## [RECORDS FOR THIS EXERCISE]
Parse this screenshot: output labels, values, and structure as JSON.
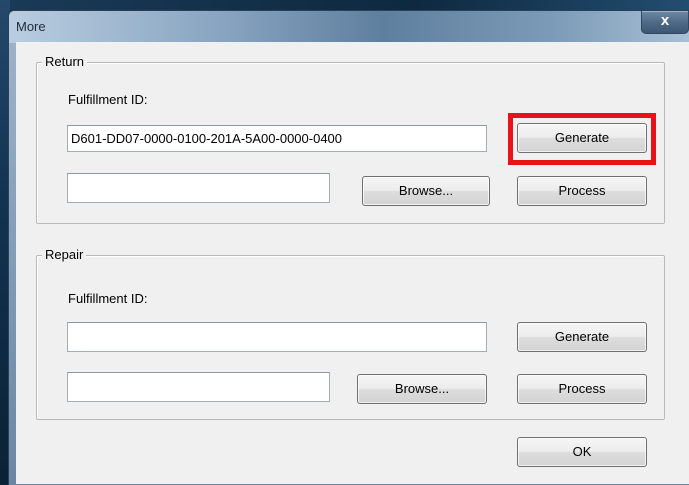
{
  "window": {
    "title": "More",
    "close_glyph": "x"
  },
  "return_group": {
    "legend": "Return",
    "fulfillment_label": "Fulfillment ID:",
    "fulfillment_value": "D601-DD07-0000-0100-201A-5A00-0000-0400",
    "generate_label": "Generate",
    "path_value": "",
    "browse_label": "Browse...",
    "process_label": "Process"
  },
  "repair_group": {
    "legend": "Repair",
    "fulfillment_label": "Fulfillment ID:",
    "fulfillment_value": "",
    "generate_label": "Generate",
    "path_value": "",
    "browse_label": "Browse...",
    "process_label": "Process"
  },
  "ok_label": "OK",
  "highlight_color": "#e8131a"
}
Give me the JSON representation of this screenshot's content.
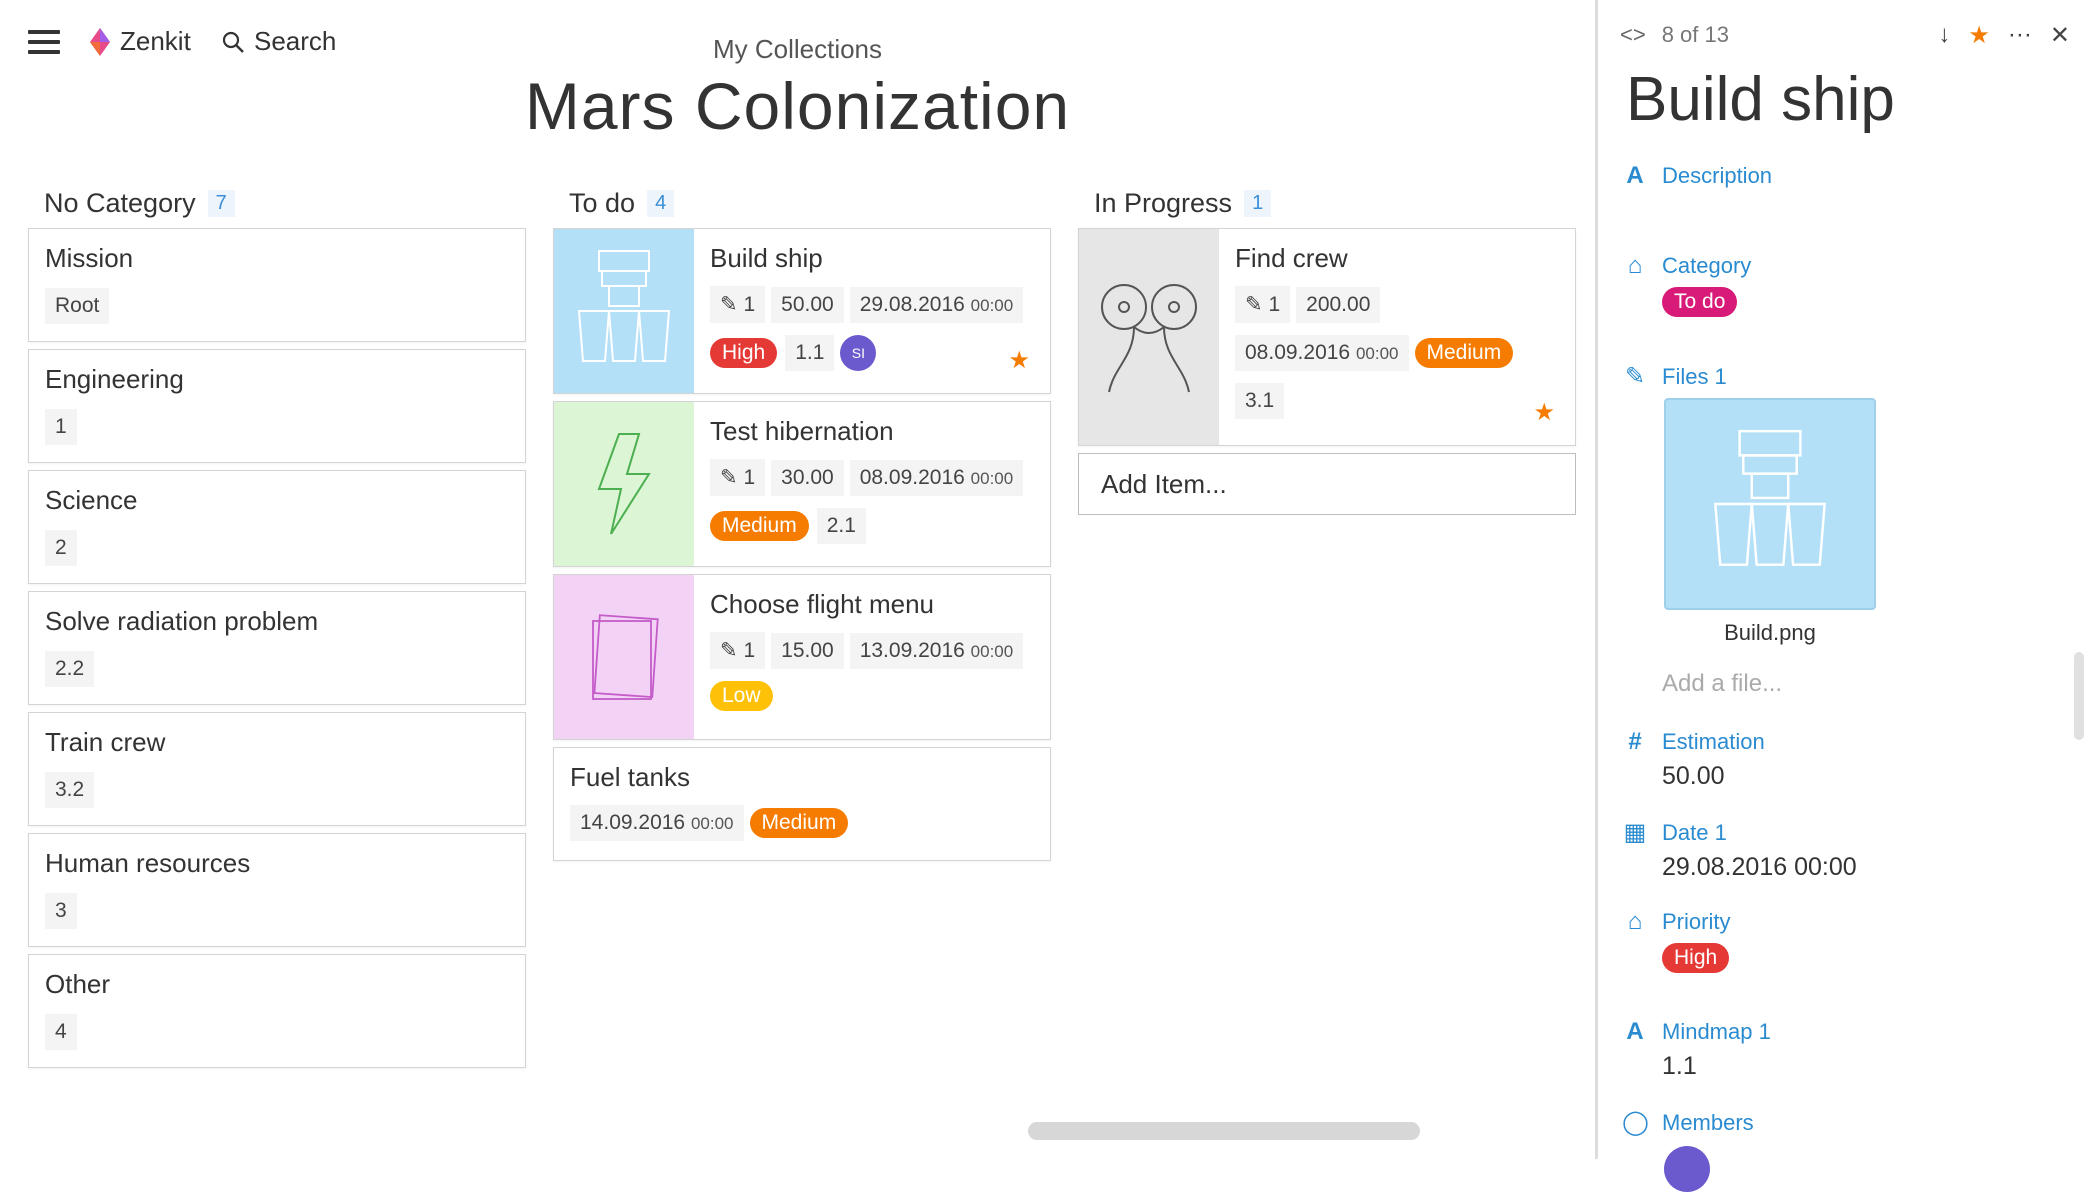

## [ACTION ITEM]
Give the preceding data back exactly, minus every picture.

## [RESULT OF THIS EXERCISE]
Parse this screenshot: output labels, values, and structure as JSON.
{
  "window": {
    "title": "More",
    "close_glyph": "x"
  },
  "return_group": {
    "legend": "Return",
    "fulfillment_label": "Fulfillment ID:",
    "fulfillment_value": "D601-DD07-0000-0100-201A-5A00-0000-0400",
    "generate_label": "Generate",
    "path_value": "",
    "browse_label": "Browse...",
    "process_label": "Process"
  },
  "repair_group": {
    "legend": "Repair",
    "fulfillment_label": "Fulfillment ID:",
    "fulfillment_value": "",
    "generate_label": "Generate",
    "path_value": "",
    "browse_label": "Browse...",
    "process_label": "Process"
  },
  "ok_label": "OK",
  "highlight_color": "#e8131a"
}
Give me the JSON representation of this screenshot's content.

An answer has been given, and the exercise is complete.